Task to carry out> Find the string "Start" in the records. Copy each line that has it.

○ ○ ○ ○ ○ ○ ○

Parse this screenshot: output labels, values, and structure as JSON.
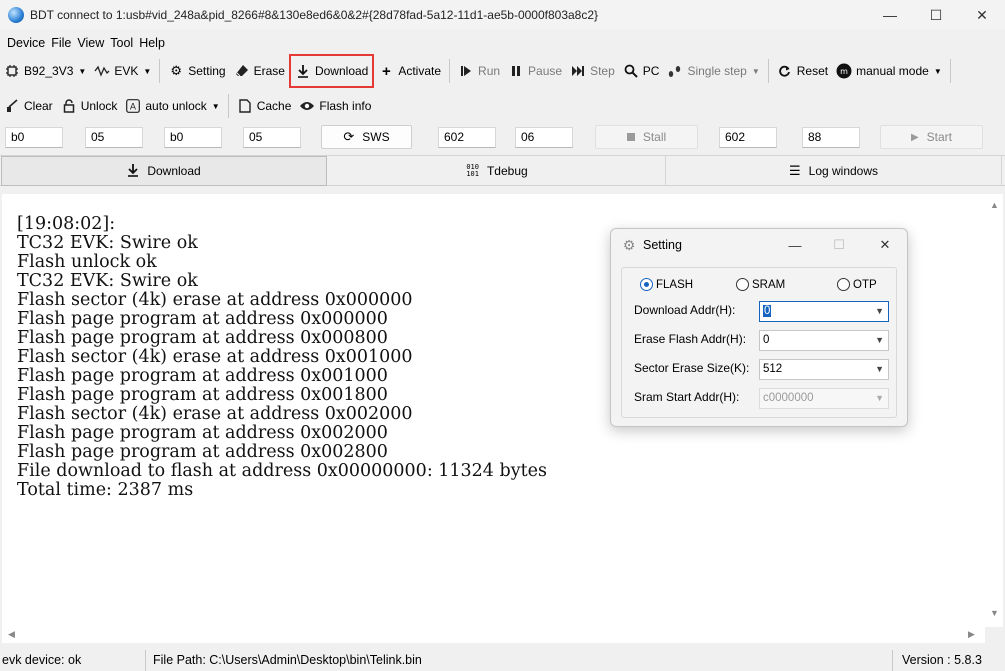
{
  "window": {
    "title": "BDT connect to 1:usb#vid_248a&pid_8266#8&130e8ed6&0&2#{28d78fad-5a12-11d1-ae5b-0000f803a8c2}",
    "min": "—",
    "max": "☐",
    "close": "✕"
  },
  "menu": [
    "Device",
    "File",
    "View",
    "Tool",
    "Help"
  ],
  "toolbar1": {
    "chip": "B92_3V3",
    "board": "EVK",
    "setting": "Setting",
    "erase": "Erase",
    "download": "Download",
    "activate": "Activate",
    "run": "Run",
    "pause": "Pause",
    "step": "Step",
    "pc": "PC",
    "single_step": "Single step",
    "reset": "Reset",
    "mode": "manual mode"
  },
  "toolbar2": {
    "clear": "Clear",
    "unlock": "Unlock",
    "auto_unlock": "auto unlock",
    "cache": "Cache",
    "flash_info": "Flash info"
  },
  "fields": {
    "f1": "b0",
    "f2": "05",
    "f3": "b0",
    "f4": "05",
    "sws": "SWS",
    "f5": "602",
    "f6": "06",
    "stall": "Stall",
    "f7": "602",
    "f8": "88",
    "start": "Start"
  },
  "tabs": {
    "download": "Download",
    "tdebug": "Tdebug",
    "log": "Log windows"
  },
  "log_text": "[19:08:02]:\nTC32 EVK: Swire ok\nFlash unlock ok\nTC32 EVK: Swire ok\nFlash sector (4k) erase at address 0x000000\nFlash page program at address 0x000000\nFlash page program at address 0x000800\nFlash sector (4k) erase at address 0x001000\nFlash page program at address 0x001000\nFlash page program at address 0x001800\nFlash sector (4k) erase at address 0x002000\nFlash page program at address 0x002000\nFlash page program at address 0x002800\nFile download to flash at address 0x00000000: 11324 bytes\nTotal time: 2387 ms",
  "status": {
    "device": "evk device: ok",
    "file_path": "File Path:  C:\\Users\\Admin\\Desktop\\bin\\Telink.bin",
    "version": "Version : 5.8.3"
  },
  "dialog": {
    "title": "Setting",
    "radio_flash": "FLASH",
    "radio_sram": "SRAM",
    "radio_otp": "OTP",
    "download_addr_label": "Download  Addr(H):",
    "download_addr_value": "0",
    "erase_addr_label": "Erase Flash Addr(H):",
    "erase_addr_value": "0",
    "sector_size_label": "Sector Erase Size(K):",
    "sector_size_value": "512",
    "sram_addr_label": "Sram Start Addr(H):",
    "sram_addr_value": "c0000000"
  },
  "colors": {
    "highlight": "#e53935",
    "accent": "#1565c0"
  }
}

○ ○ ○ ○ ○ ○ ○

Expected answer>
    "start": "Start"
    "sram_addr_label": "Sram Start Addr(H):",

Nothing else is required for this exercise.